Jeannie Naujeck writes in the Nashville Business Journal that business brokers nationwide and in Nashville, TN; see major decline in sales of small businesses. Small business owners are holding off on selling their companies as they wait for a more favorable market when they can make a profit, and have a more qualified pool of buyers with cash in hand.

Business brokers say their business of connecting buyers and sellers is down by as much as 50 percent because of a lack of financing on the part of would-be buyers, and a desire to wait until valuations are higher on the part of sellers.

“If you’re in business right now, you’re focused on surviving, not selling,” says Mike Handelsman, general manager of, an online marketplace for owners and brokers. “On the buy side, there are a lot of potential buyers who may have lost their jobs and may be looking to get into business. But they’ve lost a lot of personal savings, so they have less capital to invest, and there’s a liquidity crisis — banks aren’t lending money unless you don’t need it.”

Mike Hankins purchased a WIN Home Inspection franchise through a broker about two years ago. Hankins, a 25-year restaurant industry veteran whose last job was owner-operator of a Stoney River Steakhouse, says he was looking for a business that would allow him to be home at night.

“I was just looking for a business that was profitable,” Hankins says. “The financials looked good, and I’m a handy person, so I felt like this would be one I could pick up easily.”

But over the four-month process it took to buy the business from its former owner, sales began declining rapidly — partly because of the owner’s marketing slowdown and partly because real estate sales went into freefall.

By the time he bought the business, sales dropped in half, he says. In his first year overall, sales were off 40 percent. That did, however, help him achieve a lower final purchase price than when the process started with the seller.

Although Hankins says he probably could have gotten a bank loan, the owner agreed to finance a three-year loan, helping to ensure the sale.

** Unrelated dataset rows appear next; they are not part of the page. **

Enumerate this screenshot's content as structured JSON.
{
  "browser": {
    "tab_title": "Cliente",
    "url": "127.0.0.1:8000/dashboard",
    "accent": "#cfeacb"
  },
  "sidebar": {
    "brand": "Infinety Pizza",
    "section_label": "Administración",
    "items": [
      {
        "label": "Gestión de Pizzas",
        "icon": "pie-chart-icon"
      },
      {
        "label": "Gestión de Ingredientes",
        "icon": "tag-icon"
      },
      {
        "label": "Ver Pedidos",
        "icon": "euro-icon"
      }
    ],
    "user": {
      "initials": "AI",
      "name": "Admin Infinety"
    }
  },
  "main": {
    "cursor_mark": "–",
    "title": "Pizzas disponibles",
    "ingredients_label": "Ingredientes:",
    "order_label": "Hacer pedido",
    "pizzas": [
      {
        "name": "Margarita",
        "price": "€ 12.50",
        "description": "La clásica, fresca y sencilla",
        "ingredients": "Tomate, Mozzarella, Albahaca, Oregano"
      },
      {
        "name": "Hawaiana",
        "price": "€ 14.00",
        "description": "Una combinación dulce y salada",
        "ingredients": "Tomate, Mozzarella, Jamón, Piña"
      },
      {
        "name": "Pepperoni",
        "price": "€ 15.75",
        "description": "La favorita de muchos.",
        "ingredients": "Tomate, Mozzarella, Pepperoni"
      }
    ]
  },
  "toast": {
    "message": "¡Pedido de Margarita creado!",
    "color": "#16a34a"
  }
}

“At that time when everything was going down, mortgage companies were going under and it was tumultuous,” Hankins recalls. “It was easier this way.”

The seller does get a percentage of profits if sales hit a certain mark, he says, and his broker, Bren Letson, says that’s the kind of creative financing that can help move a business when transactions are stagnant., the largest of the online sites which lists both private businesses and franchise re-sales, with restaurants the biggest category, followed by auto services and retail stores. In the second quarter of 2009, the site had about 48,000 businesses for sale nationwide, compared to 52,000 at the same time last year. Closed transactions are down 50 percent; median sale price is down 20 percent.

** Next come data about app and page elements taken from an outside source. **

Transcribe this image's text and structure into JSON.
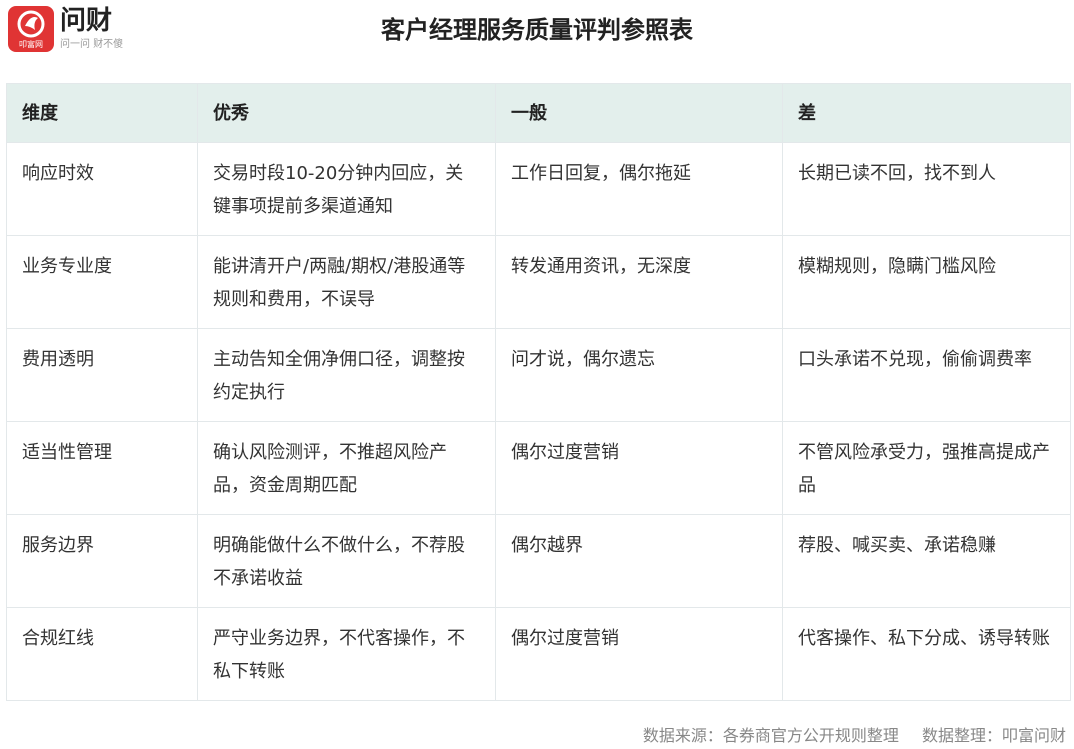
{
  "brand": {
    "name": "问财",
    "slogan": "问一问 财不傻",
    "mark_text": "叩富网",
    "color": "#e03434"
  },
  "title": "客户经理服务质量评判参照表",
  "table": {
    "header_color": "#e3efec",
    "columns": [
      "维度",
      "优秀",
      "一般",
      "差"
    ],
    "rows": [
      {
        "dimension": "响应时效",
        "excellent": "交易时段10-20分钟内回应，关键事项提前多渠道通知",
        "average": "工作日回复，偶尔拖延",
        "poor": "长期已读不回，找不到人"
      },
      {
        "dimension": "业务专业度",
        "excellent": "能讲清开户/两融/期权/港股通等规则和费用，不误导",
        "average": "转发通用资讯，无深度",
        "poor": "模糊规则，隐瞒门槛风险"
      },
      {
        "dimension": "费用透明",
        "excellent": "主动告知全佣净佣口径，调整按约定执行",
        "average": "问才说，偶尔遗忘",
        "poor": "口头承诺不兑现，偷偷调费率"
      },
      {
        "dimension": "适当性管理",
        "excellent": "确认风险测评，不推超风险产品，资金周期匹配",
        "average": "偶尔过度营销",
        "poor": "不管风险承受力，强推高提成产品"
      },
      {
        "dimension": "服务边界",
        "excellent": "明确能做什么不做什么，不荐股不承诺收益",
        "average": "偶尔越界",
        "poor": "荐股、喊买卖、承诺稳赚"
      },
      {
        "dimension": "合规红线",
        "excellent": "严守业务边界，不代客操作，不私下转账",
        "average": "偶尔过度营销",
        "poor": "代客操作、私下分成、诱导转账"
      }
    ]
  },
  "footer": {
    "source": "数据来源：各券商官方公开规则整理",
    "compiled": "数据整理：叩富问财"
  }
}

The numbers appear to confirm a downward trend, coming after a first quarter year-to-year decline of 36 percent off first quarter 2008 numbers.

“All metrics are down,” Handelsman says, including multiples of revenue — down 2.5 percent — and multiples of cash flow — down 8 percent — on which pricing is usually based.

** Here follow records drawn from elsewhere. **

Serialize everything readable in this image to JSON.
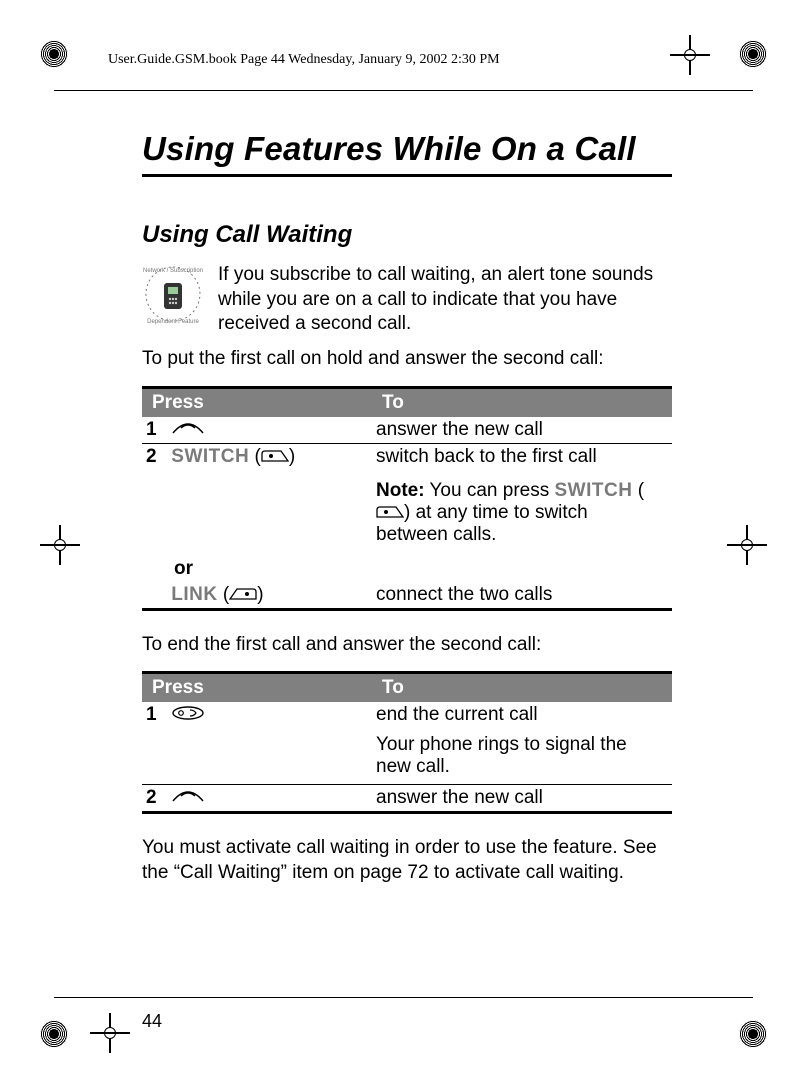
{
  "running_head": "User.Guide.GSM.book  Page 44  Wednesday, January 9, 2002  2:30 PM",
  "page_number": "44",
  "chapter_title": "Using Features While On a Call",
  "section_title": "Using Call Waiting",
  "intro_paragraph": "If you subscribe to call waiting, an alert tone sounds while you are on a call to indicate that you have received a second call.",
  "lead_in_1": "To put the first call on hold and answer the second call:",
  "lead_in_2": "To end the first call and answer the second call:",
  "closing_paragraph": "You must activate call waiting in order to use the feature. See the “Call Waiting” item on page 72 to activate call waiting.",
  "headers": {
    "press": "Press",
    "to": "To"
  },
  "labels": {
    "switch": "SWITCH",
    "link": "LINK",
    "or": "or",
    "note": "Note:"
  },
  "table1": {
    "row1_to": "answer the new call",
    "row2_to_a": "switch back to the first call",
    "row2_note": "You can press ",
    "row2_note_tail": " at any time to switch between calls.",
    "row2b_to": "connect the two calls"
  },
  "table2": {
    "row1_to_a": "end the current call",
    "row1_to_b": "Your phone rings to signal the new call.",
    "row2_to": "answer the new call"
  },
  "icons": {
    "send_key": "send-key-icon",
    "end_key": "end-key-icon",
    "softkey_left": "softkey-left-icon",
    "softkey_right": "softkey-right-icon",
    "network_feature": "network-feature-icon"
  }
}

In the second quarter of the year, 11 listings in Middle Tennessee sold, compared to 13 a year ago. The median sales price was $200,000, or about 84 percent of the list price.

Businesses that are moving on the site include health care related businesses such as ambulance services, he says. However, no indicators seem to show any uptick in the economy.

The median asking price for businesses for sale in the Nashville area was $350,000 at the end of the second quarter, up from $300,000 a year ago. Second quarter data was based on 227 Nashville-area businesses listed at

However, the second quarter data listed businesses in the Nashville area had a median revenue of $500,000, up slightly from $497,675 at this same time last year. And the median cash flow, meaning the money that comes out of the business over the course of a year, is $114,000, versus median cash flows of $107,500 last year.

According to, business owners in the Nashville area will typically ask for, on average, a revenue multiple of 1.01 (changed from .95 year over year) and a cash flow multiple of 4.03 (changed from 4.05 year over year).

“Businesses are valued by the cash flow they generate, so when revenues are down so is cash flow,” says Bren Letson, owner of VR Business Brokers Nashville. “That’s why business owners are waiting.”

Letson says businesses should focus on providing needs, not wants.

Nashville Business Journal